My experience occurred with a “quick” homebrew that was brewed as a fridge filler.  Something went horribly wrong and the result was a case of “asshole beer” that was to be gifted to people we didn’t like.  No, we didn’t actually give any of the beers away, but I believe I still have a bottle squirreled away somewhere in the house. My roommate at the time and I both sampled this beer and the memory is still vivid despite occuring some 6 years ago.

So why did I find this in a bottle of beer purchased at a store? My tasting partner and I were in agreement that the retailer did a fair job of keeping these beers properly. Additionally, the bottles themselves weren’t that old. From the other end of the equation, these were two bottles of beer from the same brewery, but different brews.  It couldn’t have been a case of one bad batch, as both bottles seemed to have the problem. That leaves us with the area in between. Many beers make it from the European continent via container ship without these problems, and I am sure the shelves were stocked with beer that made the same voyage, so what happened?

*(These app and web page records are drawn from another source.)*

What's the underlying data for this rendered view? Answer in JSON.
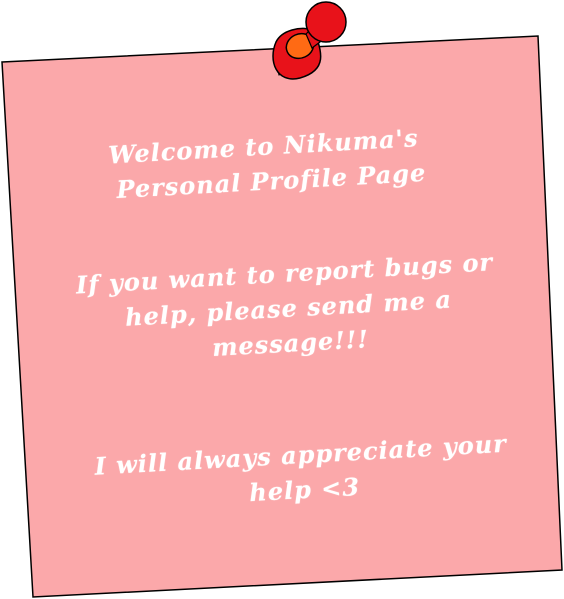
{
  "note": {
    "welcome_line_1": "Welcome to Nikuma's",
    "welcome_line_2": "Personal Profile Page",
    "report_line_1": "If you want to report bugs or",
    "report_line_2": "help, please send me a",
    "report_line_3": "message!!!",
    "thanks_line_1": "I will always appreciate your",
    "thanks_line_2": "help <3"
  },
  "colors": {
    "note_fill": "#fba8aa",
    "note_border": "#000000",
    "pin_red": "#e8121a",
    "pin_orange": "#ff6a14",
    "text": "#ffffff"
  },
  "icons": {
    "pin": "push-pin-icon"
  }
}
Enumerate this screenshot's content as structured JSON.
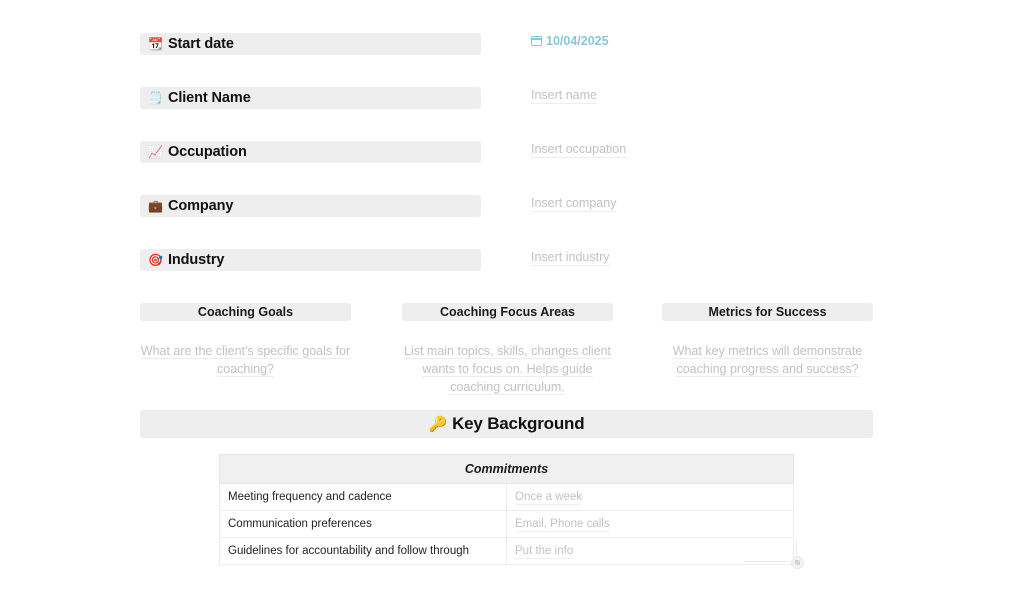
{
  "fields": [
    {
      "icon": "calendar-icon",
      "emoji": "📆",
      "label": "Start date",
      "value": "10/04/2025",
      "value_kind": "date",
      "value_color": "#86c8da"
    },
    {
      "icon": "note-card-icon",
      "emoji": "🗒️",
      "label": "Client Name",
      "value": "Insert name",
      "value_kind": "placeholder"
    },
    {
      "icon": "chart-increasing-icon",
      "emoji": "📈",
      "label": "Occupation",
      "value": "Insert occupation",
      "value_kind": "placeholder"
    },
    {
      "icon": "briefcase-icon",
      "emoji": "💼",
      "label": "Company",
      "value": "Insert company",
      "value_kind": "placeholder"
    },
    {
      "icon": "dart-target-icon",
      "emoji": "🎯",
      "label": "Industry",
      "value": "Insert industry",
      "value_kind": "placeholder"
    }
  ],
  "columns": [
    {
      "heading": "Coaching Goals",
      "body": "What are the client's specific goals for coaching?"
    },
    {
      "heading": "Coaching Focus Areas",
      "body": "List main topics, skills, changes client wants to focus on. Helps guide coaching curriculum."
    },
    {
      "heading": "Metrics for Success",
      "body": "What key metrics will demonstrate coaching progress and success?"
    }
  ],
  "banner": {
    "icon": "key-icon",
    "emoji": "🔑",
    "title": "Key Background"
  },
  "table": {
    "header": "Commitments",
    "rows": [
      {
        "label": "Meeting frequency and cadence",
        "value": "Once a week"
      },
      {
        "label": "Communication preferences",
        "value": "Email, Phone calls"
      },
      {
        "label": "Guidelines for accountability and follow through",
        "value": "Put the info"
      }
    ]
  },
  "colors": {
    "pill_background": "#eeeeee",
    "placeholder_text": "#c2c2c2",
    "date_accent": "#86c8da",
    "page_background": "#ffffff"
  }
}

I realize there is no way of pinpointing what actually happened with these beers. It’s possible that the first bottle was so rancid that it destroyed our palate and we condemned as guilty by association.

Still the mystery remains. This is a brewery that normally excites beer geeks, so it’s not as if this was a beer that no one expected to be any good. As an unpasteurized beer, the possibility for spoilage exists, but with reduced quantity of yeast, the chance of autolysis should decrease.

I’d like to hear what you folks think, share your experiences and theories.